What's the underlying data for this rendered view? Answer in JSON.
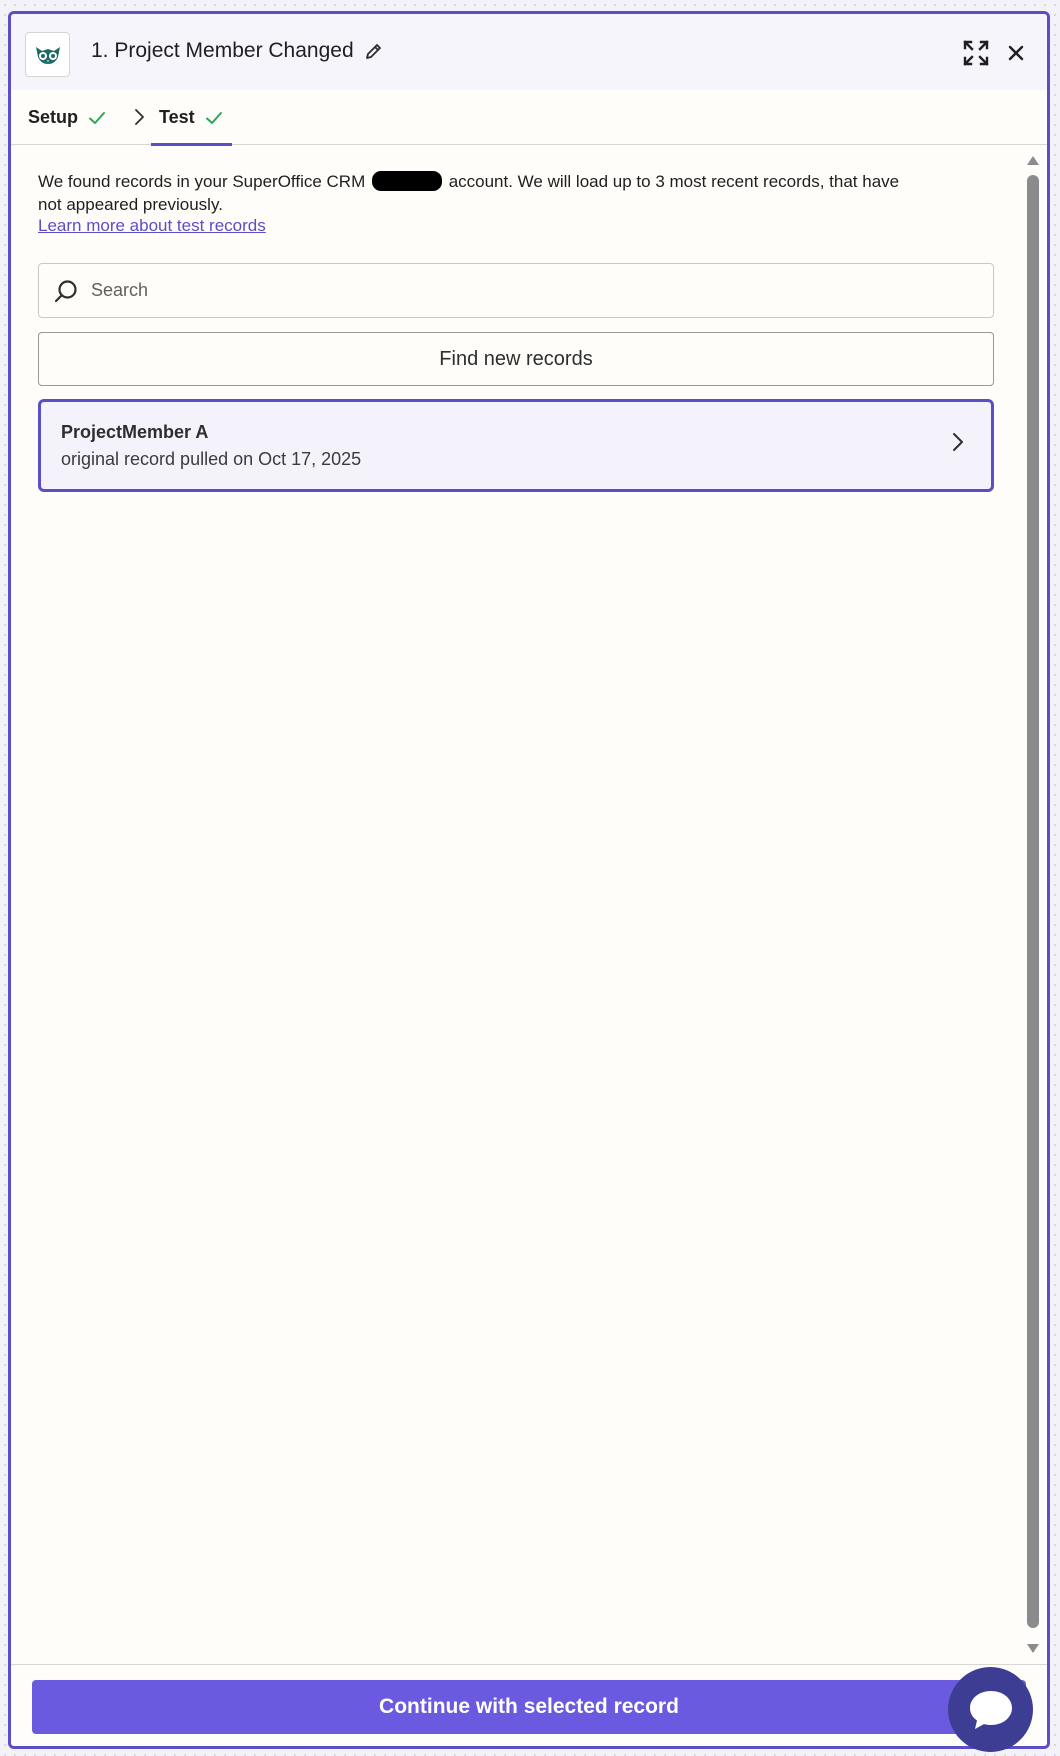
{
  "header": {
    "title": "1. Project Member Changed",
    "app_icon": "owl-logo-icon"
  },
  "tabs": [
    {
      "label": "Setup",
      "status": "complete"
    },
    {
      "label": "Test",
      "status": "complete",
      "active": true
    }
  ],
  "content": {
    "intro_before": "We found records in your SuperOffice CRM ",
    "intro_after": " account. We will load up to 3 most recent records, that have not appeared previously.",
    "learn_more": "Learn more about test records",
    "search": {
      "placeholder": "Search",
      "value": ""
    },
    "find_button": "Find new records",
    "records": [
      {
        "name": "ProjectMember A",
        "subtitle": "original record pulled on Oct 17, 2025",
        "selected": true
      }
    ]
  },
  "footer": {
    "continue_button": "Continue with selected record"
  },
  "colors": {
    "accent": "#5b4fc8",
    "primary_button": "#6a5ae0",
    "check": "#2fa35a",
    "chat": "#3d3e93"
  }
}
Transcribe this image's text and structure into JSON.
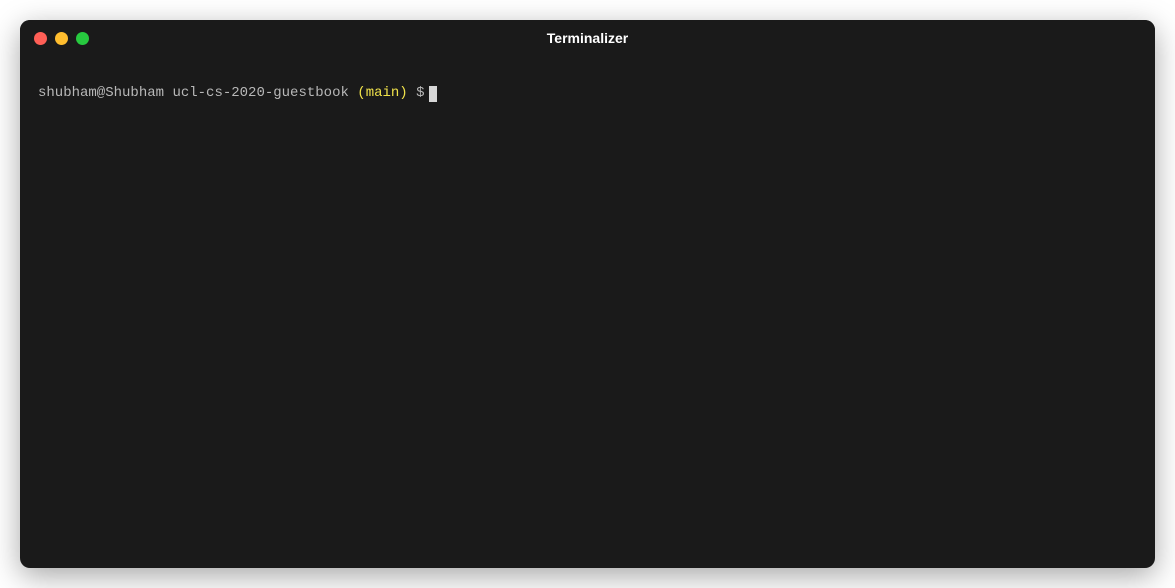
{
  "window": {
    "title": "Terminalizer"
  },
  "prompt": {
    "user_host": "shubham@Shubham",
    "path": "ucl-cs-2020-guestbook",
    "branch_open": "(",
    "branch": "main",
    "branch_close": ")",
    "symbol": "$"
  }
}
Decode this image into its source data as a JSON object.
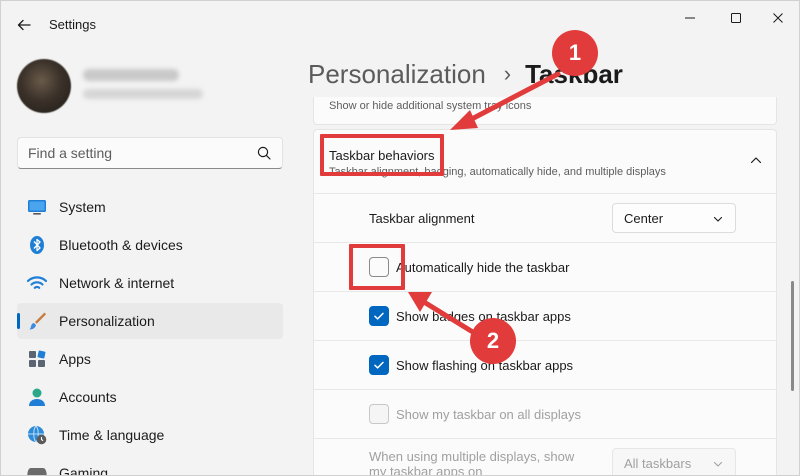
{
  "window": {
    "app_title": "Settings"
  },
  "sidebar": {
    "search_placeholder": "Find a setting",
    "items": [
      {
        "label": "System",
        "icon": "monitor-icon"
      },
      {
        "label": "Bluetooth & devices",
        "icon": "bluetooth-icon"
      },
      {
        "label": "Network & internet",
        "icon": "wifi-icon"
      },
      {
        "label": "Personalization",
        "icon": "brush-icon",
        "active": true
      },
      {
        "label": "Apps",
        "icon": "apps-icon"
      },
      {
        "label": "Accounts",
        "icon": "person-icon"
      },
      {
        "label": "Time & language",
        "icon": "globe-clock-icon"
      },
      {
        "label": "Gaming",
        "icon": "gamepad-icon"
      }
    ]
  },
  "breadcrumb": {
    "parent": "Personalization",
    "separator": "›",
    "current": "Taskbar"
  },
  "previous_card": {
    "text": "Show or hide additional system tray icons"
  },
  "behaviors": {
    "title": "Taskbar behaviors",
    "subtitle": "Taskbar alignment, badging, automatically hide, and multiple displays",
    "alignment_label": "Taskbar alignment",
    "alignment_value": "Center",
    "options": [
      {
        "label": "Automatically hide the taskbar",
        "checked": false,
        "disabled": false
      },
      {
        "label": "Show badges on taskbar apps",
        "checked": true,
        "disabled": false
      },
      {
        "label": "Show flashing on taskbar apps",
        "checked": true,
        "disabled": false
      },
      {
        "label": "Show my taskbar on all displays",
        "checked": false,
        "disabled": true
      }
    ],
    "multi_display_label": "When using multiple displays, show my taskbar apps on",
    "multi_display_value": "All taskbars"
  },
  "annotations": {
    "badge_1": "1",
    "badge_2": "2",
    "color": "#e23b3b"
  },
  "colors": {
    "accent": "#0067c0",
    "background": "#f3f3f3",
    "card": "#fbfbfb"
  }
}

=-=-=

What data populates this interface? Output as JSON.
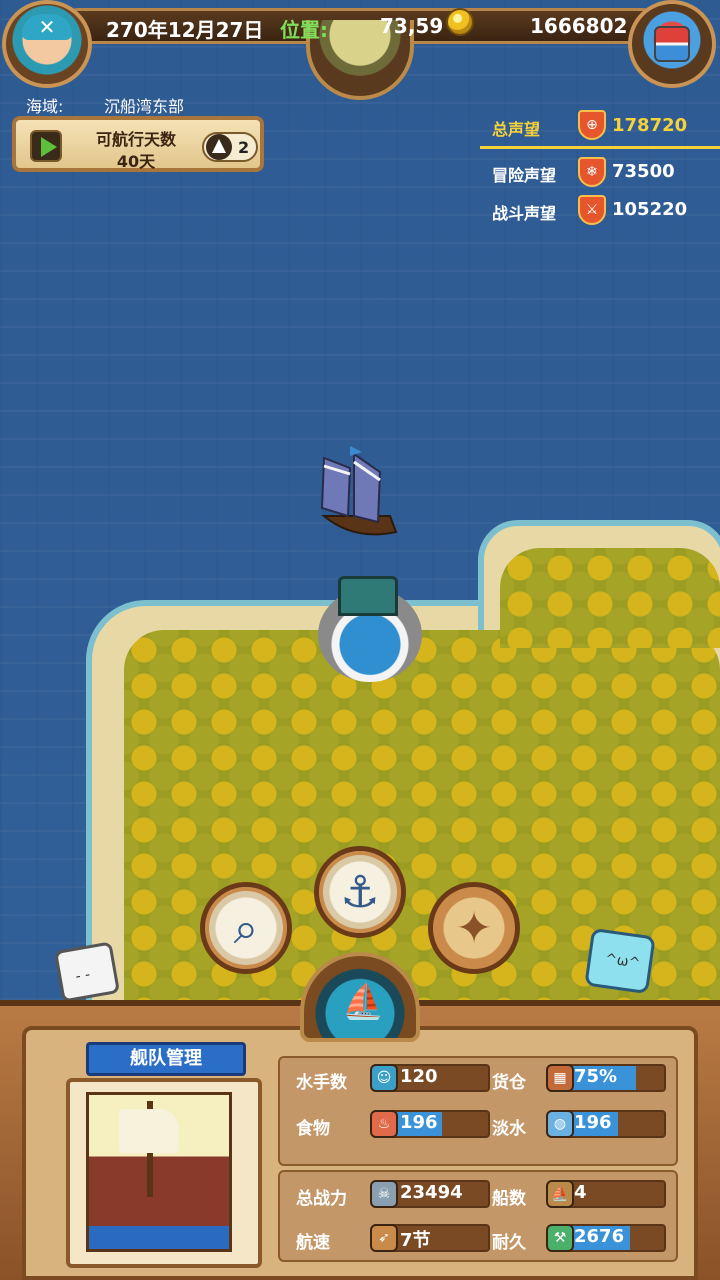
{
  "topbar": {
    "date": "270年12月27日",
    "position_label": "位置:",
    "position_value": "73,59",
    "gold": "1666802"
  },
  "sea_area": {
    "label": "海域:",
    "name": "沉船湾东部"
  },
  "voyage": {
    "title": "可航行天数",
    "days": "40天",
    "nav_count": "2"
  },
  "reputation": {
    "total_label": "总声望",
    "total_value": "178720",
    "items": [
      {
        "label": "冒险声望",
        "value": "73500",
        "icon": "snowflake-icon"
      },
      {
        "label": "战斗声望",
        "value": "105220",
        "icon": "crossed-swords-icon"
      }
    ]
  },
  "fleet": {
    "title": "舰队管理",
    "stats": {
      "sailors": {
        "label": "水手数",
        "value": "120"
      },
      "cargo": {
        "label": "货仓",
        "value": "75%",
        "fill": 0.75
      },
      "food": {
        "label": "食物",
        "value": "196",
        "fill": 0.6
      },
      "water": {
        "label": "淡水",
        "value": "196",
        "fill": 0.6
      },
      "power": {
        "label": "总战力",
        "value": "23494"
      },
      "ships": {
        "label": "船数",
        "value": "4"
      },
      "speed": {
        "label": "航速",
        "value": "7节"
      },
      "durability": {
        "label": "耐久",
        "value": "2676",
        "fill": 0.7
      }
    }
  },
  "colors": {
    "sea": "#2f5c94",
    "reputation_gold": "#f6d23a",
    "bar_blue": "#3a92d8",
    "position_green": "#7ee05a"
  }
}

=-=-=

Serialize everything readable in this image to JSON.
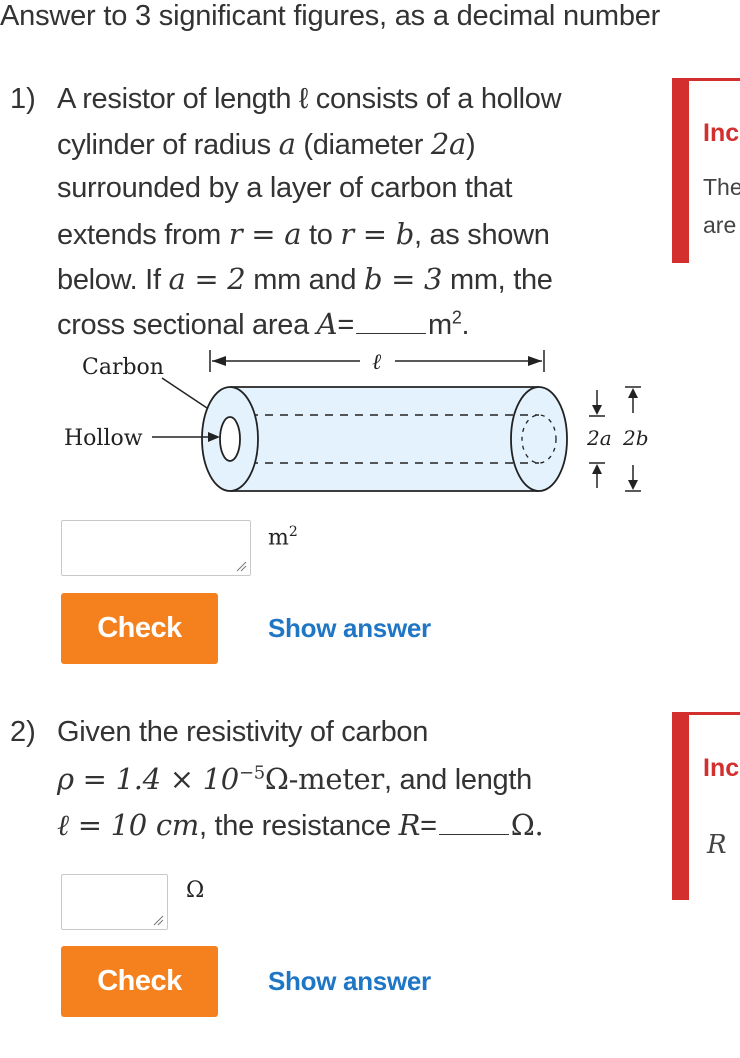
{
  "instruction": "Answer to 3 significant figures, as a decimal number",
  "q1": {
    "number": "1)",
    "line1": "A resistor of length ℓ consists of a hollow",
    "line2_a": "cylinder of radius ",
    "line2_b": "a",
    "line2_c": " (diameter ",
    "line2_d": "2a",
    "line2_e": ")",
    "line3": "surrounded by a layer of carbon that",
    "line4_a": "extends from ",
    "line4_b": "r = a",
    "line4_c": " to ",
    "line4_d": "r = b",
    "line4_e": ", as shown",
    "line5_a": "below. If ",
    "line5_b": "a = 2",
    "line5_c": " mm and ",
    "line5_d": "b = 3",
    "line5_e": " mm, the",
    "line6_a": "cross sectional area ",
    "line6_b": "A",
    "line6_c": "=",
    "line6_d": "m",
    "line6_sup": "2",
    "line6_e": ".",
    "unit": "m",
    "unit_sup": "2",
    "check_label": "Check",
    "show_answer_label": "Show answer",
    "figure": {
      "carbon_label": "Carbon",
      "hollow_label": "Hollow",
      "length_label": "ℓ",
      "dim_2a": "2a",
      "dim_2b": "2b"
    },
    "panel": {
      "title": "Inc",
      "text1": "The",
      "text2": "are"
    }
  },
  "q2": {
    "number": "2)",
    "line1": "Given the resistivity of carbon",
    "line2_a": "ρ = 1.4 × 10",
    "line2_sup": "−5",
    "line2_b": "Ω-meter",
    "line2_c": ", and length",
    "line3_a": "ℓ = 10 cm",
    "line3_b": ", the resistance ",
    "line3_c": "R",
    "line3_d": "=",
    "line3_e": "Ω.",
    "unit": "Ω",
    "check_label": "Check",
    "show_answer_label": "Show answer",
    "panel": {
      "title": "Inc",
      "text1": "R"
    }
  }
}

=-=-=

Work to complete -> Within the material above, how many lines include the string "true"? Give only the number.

Exercise response -> 6